Date: 9 April 2021
Court/Tribunal: Queensland Civil and Administrative Tribunal
Judicial Officer/Tribunal Member: Member Pennell
Human Rights Act 2019 (Qld) Sections: ss 3, 11, 13 
Rights Considered: N/A
Other Legislation: Guardianship and Administration Act 2000 (Qld) ss 6, 11B, 12, 14, 16
Keywords: Health, Mental Health, Guardianship 

This matter concerned an application to appoint a guardian and administrator for BCC because of capacity and mental health concerns. The Tribunal noted that section 13(2)(d) of the Human Rights Act 2019 (Qld) was engaged when considering the need to appoint a decision-maker once the presumption of capacity had been rebutted.

An application for the appointment of a guardian and administrator for BCC was made by the rehabilitation unit that had previously provided BCC with inpatient care.
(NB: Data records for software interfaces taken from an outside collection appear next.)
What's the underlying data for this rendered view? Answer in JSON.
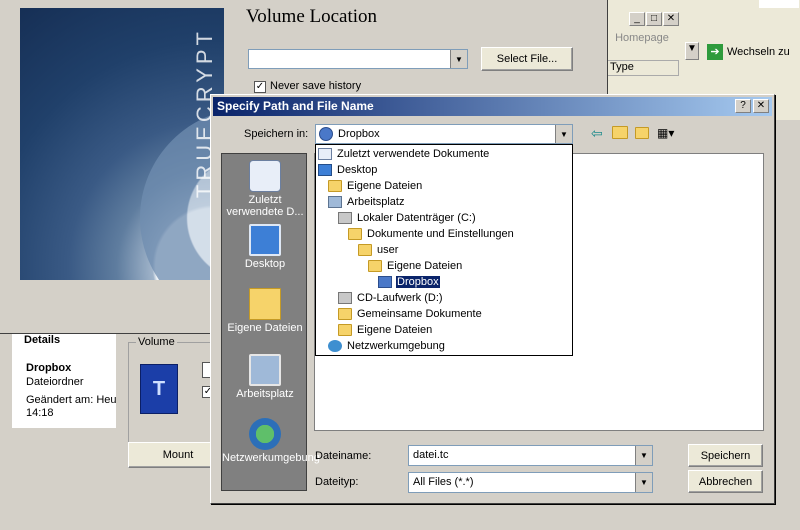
{
  "truecrypt": {
    "volume_location_title": "Volume Location",
    "select_file_label": "Select File...",
    "never_save_history_label": "Never save history",
    "never_save_history_checked": true,
    "brand_text": "TRUECRYPT",
    "volume_group_label": "Volume",
    "mount_label": "Mount"
  },
  "explorer": {
    "details_label": "Details",
    "item_name": "Dropbox",
    "item_type": "Dateiordner",
    "modified_label": "Geändert am: Heut",
    "modified_time": "14:18",
    "homepage_tab": "Homepage",
    "type_column": "Type",
    "go_label": "Wechseln zu"
  },
  "dialog": {
    "title": "Specify Path and File Name",
    "save_in_label": "Speichern in:",
    "save_in_value": "Dropbox",
    "places": [
      {
        "label": "Zuletzt verwendete D...",
        "icon": "recent-documents-icon"
      },
      {
        "label": "Desktop",
        "icon": "desktop-icon"
      },
      {
        "label": "Eigene Dateien",
        "icon": "my-documents-icon"
      },
      {
        "label": "Arbeitsplatz",
        "icon": "my-computer-icon"
      },
      {
        "label": "Netzwerkumgebung",
        "icon": "network-places-icon"
      }
    ],
    "dropdown_items": [
      {
        "label": "Zuletzt verwendete Dokumente",
        "icon": "recent-documents-icon"
      },
      {
        "label": "Desktop",
        "icon": "desktop-icon"
      },
      {
        "label": "Eigene Dateien",
        "icon": "folder-icon"
      },
      {
        "label": "Arbeitsplatz",
        "icon": "my-computer-icon"
      },
      {
        "label": "Lokaler Datenträger (C:)",
        "icon": "drive-icon"
      },
      {
        "label": "Dokumente und Einstellungen",
        "icon": "folder-icon"
      },
      {
        "label": "user",
        "icon": "folder-icon"
      },
      {
        "label": "Eigene Dateien",
        "icon": "folder-icon"
      },
      {
        "label": "Dropbox",
        "icon": "dropbox-folder-icon"
      },
      {
        "label": "CD-Laufwerk (D:)",
        "icon": "cd-drive-icon"
      },
      {
        "label": "Gemeinsame Dokumente",
        "icon": "folder-icon"
      },
      {
        "label": "Eigene Dateien",
        "icon": "folder-icon"
      },
      {
        "label": "Netzwerkumgebung",
        "icon": "network-icon"
      }
    ],
    "selected_index": 8,
    "filename_label": "Dateiname:",
    "filename_value": "datei.tc",
    "filetype_label": "Dateityp:",
    "filetype_value": "All Files (*.*)",
    "save_label": "Speichern",
    "cancel_label": "Abbrechen",
    "help_glyph": "?",
    "close_glyph": "✕"
  },
  "colors": {
    "title_gradient_start": "#0a246a",
    "title_gradient_end": "#a6caf0",
    "selection": "#0a246a",
    "places_bar": "#808080",
    "dialog_bg": "#d4d0c8"
  }
}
They had identified him as being financially vulnerable and lacking the ability to responsibly manage his finances: at [5]. At the hearing, the applicant’s sister appeared and advocated that she should be considered for the roles: at [8]. BCC’s independent advocate, Ms Hansen, questioned BCC’s sister’s appropriateness: at [17], [21]-[22]. The Tribunal found that those concerns were not supported by the evidence: at [23].

The Tribunal noted that the principle that all adults share the same human rights and fundamental freedoms required that BCC should not be treated as being unable to make his own decisions, and that all practicable steps be taken to provide him with the support and necessary information for him to make and communicate a decision: at [41]. The Tribunal also noted that it had to consider whether there was a ‘less restrictive and reasonably available way’ to achieve their purpose when deciding whether to appoint a decision maker, in accordance with section 13(2)(d) of the Human Rights Act 2019 (Qld): at [43]. The Tribunal did not cite any relevant human rights from the Human Rights Act 2019 (Qld). However, the General Principles in section 11B of the Guardianship and Administration Act 2000 (Qld) were highlighted, particularly BCC’s right to participate in decisions affecting him, and the presumption that BCC’s views, wishes and preferences would be sought before any appointed decision-maker exercised their power: at [43]-[44].

The Tribunal was satisfied that there was a need for the appointment of a guardian and administrator for particular types of decisions and financial matters: at [62].

Orders were made appointing BCC’s sister as both administrator for BCC’s interest held in real estate and guardian for the provision of services, including decisions relating to the NDIS, with a review scheduled after one year: at [62]-[64].